New Delhi: To clear the air on retrospective applicability of the stringent anti-avoidance GAAR rule, the I-T department has said the same will not apply to income from transfer of investments before April 1, 2017.
General Anti-Avoidance Rule (GAAR), which will kick in from April 1 next year, contains provisions to prospectively tax overseas deals involving local assets and are aimed at minimising tax avoidance and evasion by entities based in tax havens.
The amendments carried out in the Income Tax Rules state that Rule 10U(1)(d) has been amended to provide that GAAR will not apply to income earned/received by any person from transfer of investments made before April 1, 2017. Earlier, this date was August 30, 2010.
Further, Rule 10U(2) has been amended to provide that GAAR will apply to any arrangement, irrespective of the date it has been entered into, if tax benefit is obtained on or after April 1, 2017. Earlier, this date was April 1, 2015.
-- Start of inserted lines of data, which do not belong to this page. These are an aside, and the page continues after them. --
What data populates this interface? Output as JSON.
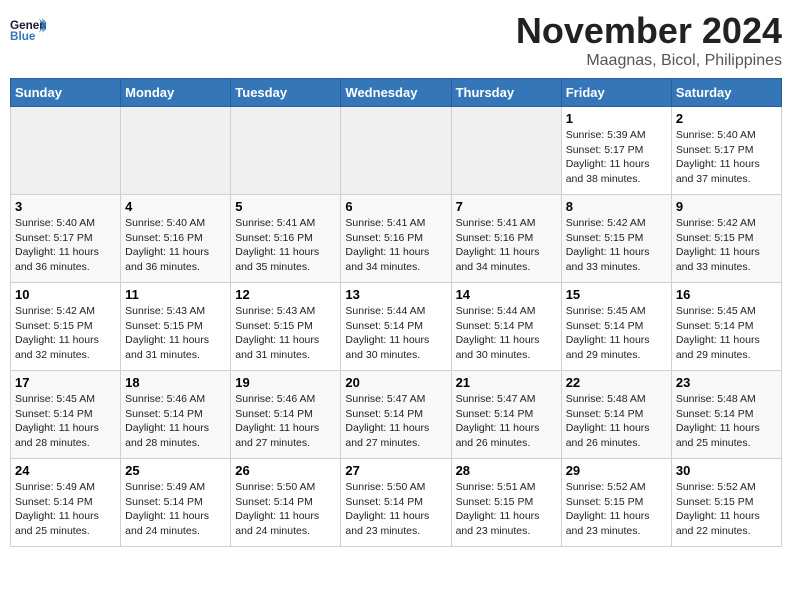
{
  "logo": {
    "line1": "General",
    "line2": "Blue"
  },
  "title": "November 2024",
  "subtitle": "Maagnas, Bicol, Philippines",
  "days_of_week": [
    "Sunday",
    "Monday",
    "Tuesday",
    "Wednesday",
    "Thursday",
    "Friday",
    "Saturday"
  ],
  "weeks": [
    [
      {
        "day": "",
        "info": ""
      },
      {
        "day": "",
        "info": ""
      },
      {
        "day": "",
        "info": ""
      },
      {
        "day": "",
        "info": ""
      },
      {
        "day": "",
        "info": ""
      },
      {
        "day": "1",
        "info": "Sunrise: 5:39 AM\nSunset: 5:17 PM\nDaylight: 11 hours\nand 38 minutes."
      },
      {
        "day": "2",
        "info": "Sunrise: 5:40 AM\nSunset: 5:17 PM\nDaylight: 11 hours\nand 37 minutes."
      }
    ],
    [
      {
        "day": "3",
        "info": "Sunrise: 5:40 AM\nSunset: 5:17 PM\nDaylight: 11 hours\nand 36 minutes."
      },
      {
        "day": "4",
        "info": "Sunrise: 5:40 AM\nSunset: 5:16 PM\nDaylight: 11 hours\nand 36 minutes."
      },
      {
        "day": "5",
        "info": "Sunrise: 5:41 AM\nSunset: 5:16 PM\nDaylight: 11 hours\nand 35 minutes."
      },
      {
        "day": "6",
        "info": "Sunrise: 5:41 AM\nSunset: 5:16 PM\nDaylight: 11 hours\nand 34 minutes."
      },
      {
        "day": "7",
        "info": "Sunrise: 5:41 AM\nSunset: 5:16 PM\nDaylight: 11 hours\nand 34 minutes."
      },
      {
        "day": "8",
        "info": "Sunrise: 5:42 AM\nSunset: 5:15 PM\nDaylight: 11 hours\nand 33 minutes."
      },
      {
        "day": "9",
        "info": "Sunrise: 5:42 AM\nSunset: 5:15 PM\nDaylight: 11 hours\nand 33 minutes."
      }
    ],
    [
      {
        "day": "10",
        "info": "Sunrise: 5:42 AM\nSunset: 5:15 PM\nDaylight: 11 hours\nand 32 minutes."
      },
      {
        "day": "11",
        "info": "Sunrise: 5:43 AM\nSunset: 5:15 PM\nDaylight: 11 hours\nand 31 minutes."
      },
      {
        "day": "12",
        "info": "Sunrise: 5:43 AM\nSunset: 5:15 PM\nDaylight: 11 hours\nand 31 minutes."
      },
      {
        "day": "13",
        "info": "Sunrise: 5:44 AM\nSunset: 5:14 PM\nDaylight: 11 hours\nand 30 minutes."
      },
      {
        "day": "14",
        "info": "Sunrise: 5:44 AM\nSunset: 5:14 PM\nDaylight: 11 hours\nand 30 minutes."
      },
      {
        "day": "15",
        "info": "Sunrise: 5:45 AM\nSunset: 5:14 PM\nDaylight: 11 hours\nand 29 minutes."
      },
      {
        "day": "16",
        "info": "Sunrise: 5:45 AM\nSunset: 5:14 PM\nDaylight: 11 hours\nand 29 minutes."
      }
    ],
    [
      {
        "day": "17",
        "info": "Sunrise: 5:45 AM\nSunset: 5:14 PM\nDaylight: 11 hours\nand 28 minutes."
      },
      {
        "day": "18",
        "info": "Sunrise: 5:46 AM\nSunset: 5:14 PM\nDaylight: 11 hours\nand 28 minutes."
      },
      {
        "day": "19",
        "info": "Sunrise: 5:46 AM\nSunset: 5:14 PM\nDaylight: 11 hours\nand 27 minutes."
      },
      {
        "day": "20",
        "info": "Sunrise: 5:47 AM\nSunset: 5:14 PM\nDaylight: 11 hours\nand 27 minutes."
      },
      {
        "day": "21",
        "info": "Sunrise: 5:47 AM\nSunset: 5:14 PM\nDaylight: 11 hours\nand 26 minutes."
      },
      {
        "day": "22",
        "info": "Sunrise: 5:48 AM\nSunset: 5:14 PM\nDaylight: 11 hours\nand 26 minutes."
      },
      {
        "day": "23",
        "info": "Sunrise: 5:48 AM\nSunset: 5:14 PM\nDaylight: 11 hours\nand 25 minutes."
      }
    ],
    [
      {
        "day": "24",
        "info": "Sunrise: 5:49 AM\nSunset: 5:14 PM\nDaylight: 11 hours\nand 25 minutes."
      },
      {
        "day": "25",
        "info": "Sunrise: 5:49 AM\nSunset: 5:14 PM\nDaylight: 11 hours\nand 24 minutes."
      },
      {
        "day": "26",
        "info": "Sunrise: 5:50 AM\nSunset: 5:14 PM\nDaylight: 11 hours\nand 24 minutes."
      },
      {
        "day": "27",
        "info": "Sunrise: 5:50 AM\nSunset: 5:14 PM\nDaylight: 11 hours\nand 23 minutes."
      },
      {
        "day": "28",
        "info": "Sunrise: 5:51 AM\nSunset: 5:15 PM\nDaylight: 11 hours\nand 23 minutes."
      },
      {
        "day": "29",
        "info": "Sunrise: 5:52 AM\nSunset: 5:15 PM\nDaylight: 11 hours\nand 23 minutes."
      },
      {
        "day": "30",
        "info": "Sunrise: 5:52 AM\nSunset: 5:15 PM\nDaylight: 11 hours\nand 22 minutes."
      }
    ]
  ]
}
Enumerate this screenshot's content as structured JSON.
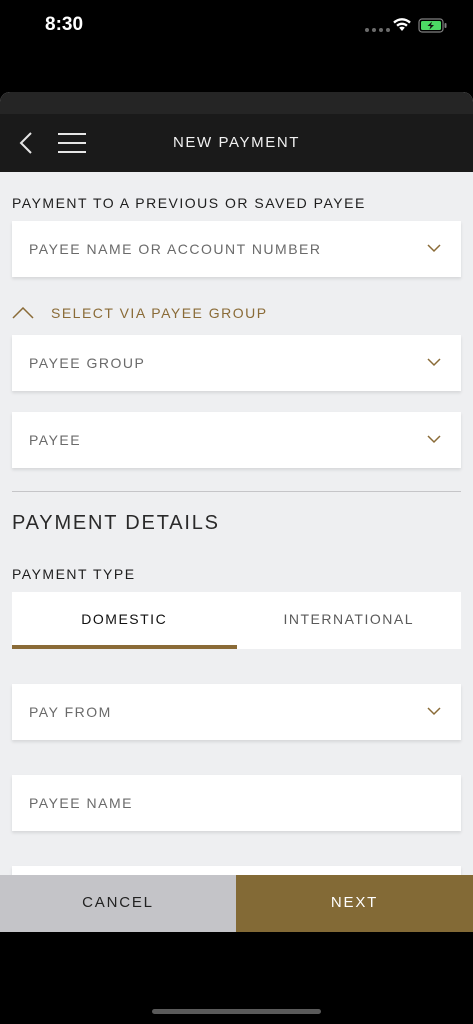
{
  "status_bar": {
    "time": "8:30"
  },
  "header": {
    "title": "NEW PAYMENT"
  },
  "payee_section": {
    "heading": "PAYMENT TO A PREVIOUS OR SAVED PAYEE",
    "payee_select_label": "PAYEE NAME OR ACCOUNT NUMBER",
    "group_toggle_label": "SELECT VIA PAYEE GROUP",
    "payee_group_label": "PAYEE GROUP",
    "payee_label": "PAYEE"
  },
  "details": {
    "title": "PAYMENT DETAILS",
    "payment_type_label": "PAYMENT TYPE",
    "tabs": [
      {
        "label": "DOMESTIC",
        "selected": true
      },
      {
        "label": "INTERNATIONAL",
        "selected": false
      }
    ],
    "pay_from_label": "PAY FROM",
    "payee_name_label": "PAYEE NAME"
  },
  "footer": {
    "cancel_label": "CANCEL",
    "next_label": "NEXT"
  },
  "colors": {
    "accent": "#8a6b37",
    "nav_background": "#1a1a1a",
    "page_background": "#eeeff1"
  }
}
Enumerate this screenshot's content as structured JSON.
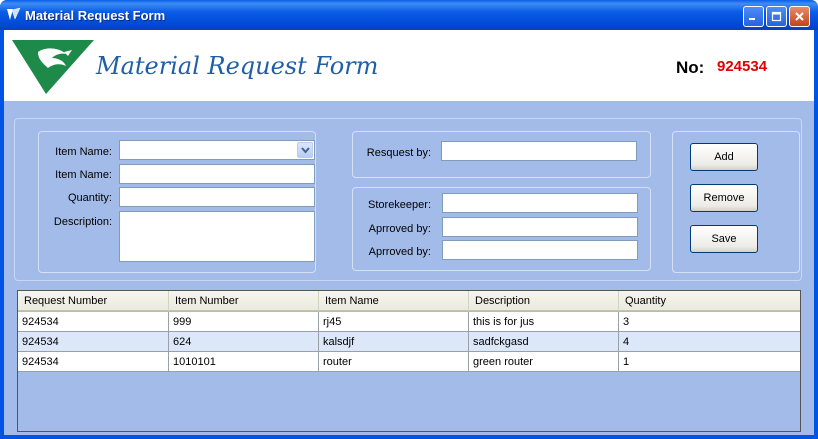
{
  "window": {
    "title": "Material Request Form"
  },
  "header": {
    "form_title": "Material Request Form",
    "no_label": "No:",
    "no_value": "924534",
    "no_color": "#e00000",
    "title_color": "#1f5fa8"
  },
  "item_group": {
    "item_name_select_label": "Item Name:",
    "item_name_select_value": "",
    "item_name_label": "Item Name:",
    "item_name_value": "",
    "quantity_label": "Quantity:",
    "quantity_value": "",
    "description_label": "Description:",
    "description_value": ""
  },
  "request_group": {
    "requested_by_label": "Resquest by:",
    "requested_by_value": ""
  },
  "approval_group": {
    "storekeeper_label": "Storekeeper:",
    "storekeeper_value": "",
    "approved_by_1_label": "Aprroved by:",
    "approved_by_1_value": "",
    "approved_by_2_label": "Aprroved by:",
    "approved_by_2_value": ""
  },
  "actions": {
    "add": "Add",
    "remove": "Remove",
    "save": "Save"
  },
  "grid": {
    "columns": [
      "Request Number",
      "Item Number",
      "Item Name",
      "Description",
      "Quantity"
    ],
    "rows": [
      [
        "924534",
        "999",
        "rj45",
        "this is for jus",
        "3"
      ],
      [
        "924534",
        "624",
        "kalsdjf",
        "sadfckgasd",
        "4"
      ],
      [
        "924534",
        "1010101",
        "router",
        "green router",
        "1"
      ]
    ]
  }
}
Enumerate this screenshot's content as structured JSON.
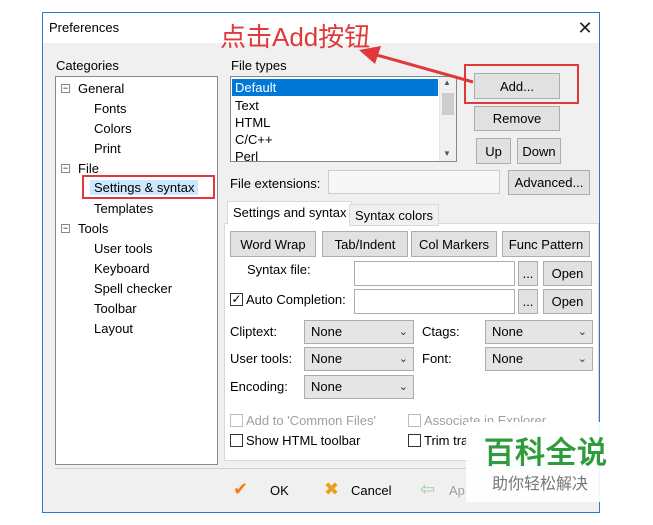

The industry has been demanding that GAAR provisions should apply prospectively. Through this amendment to the I-T Rules, the tax department aims to smoothen the procedure for GAAR implementation by removing any inconsistency.
"The rules make the application of GAAR on income from investments prospective in as much as any investment made prior to April 1, 2017 will stand grandfathered and will be outside the ambit of GAAR. This is a positive step as this will put to rest any controversy whether investments made prior to implementation of GAAR would be affected or not," said Rahul Jain, Partner Nangia & Co.
Tax consultancy firm PwC said only income from transfer of investments made prior to April 1, 2017 has been grandfathered.
"Such grandfathering is a welcome step. It should allay some of the concerns with respect to implementation of GAAR provisions and provide certainty to taxpayers," PwC said.
The amendment to the GAAR provisions is also in line with the timeline for implementation of the revised India-Mauritius DTAA.
As per the revised treaty, companies routing funds into
India through Mauritius after March 31, 2017, will have to pay short-term capital gains tax at half the rate prevailing during the two-year transition period. The levy is currently at 15 per cent. The full rate will kick in from April 1, 2019.
"While this provision implies a certain degree of retroactive operation as it covers arrangements made before the cut-off date of April 1, 2017, one hopes that GAAR will be called into operation only to address the more egregious forms of tax avoidance and genuine arrangements made for business considerations are not unnecessarily hit," Jain said.
The industry has been demanding that the tax department come out with specific guidance note on when this provision will get triggered.
GAAR was introduced in his 2012-13 Budget speech by the then finance minister Pranab Mukherjee with a view to checking tax evasion and avoidance. However, its implementation was repeatedly postponed because of apprehensions expressed by foreign investors.
GAAR, which was originally to be implemented from April 1, 2014, will now come into effect from April 1, 2017 (assessment year 2018-19).
There have been fears that through the use of GAAR, the government may try to tax P-Notes as indirect investments, which could attract a tax rate of up to 15 per cent. To avoid tax altogether under GAAR, an investor may have to prove that P-Notes were not set up specifically to avoid paying taxes.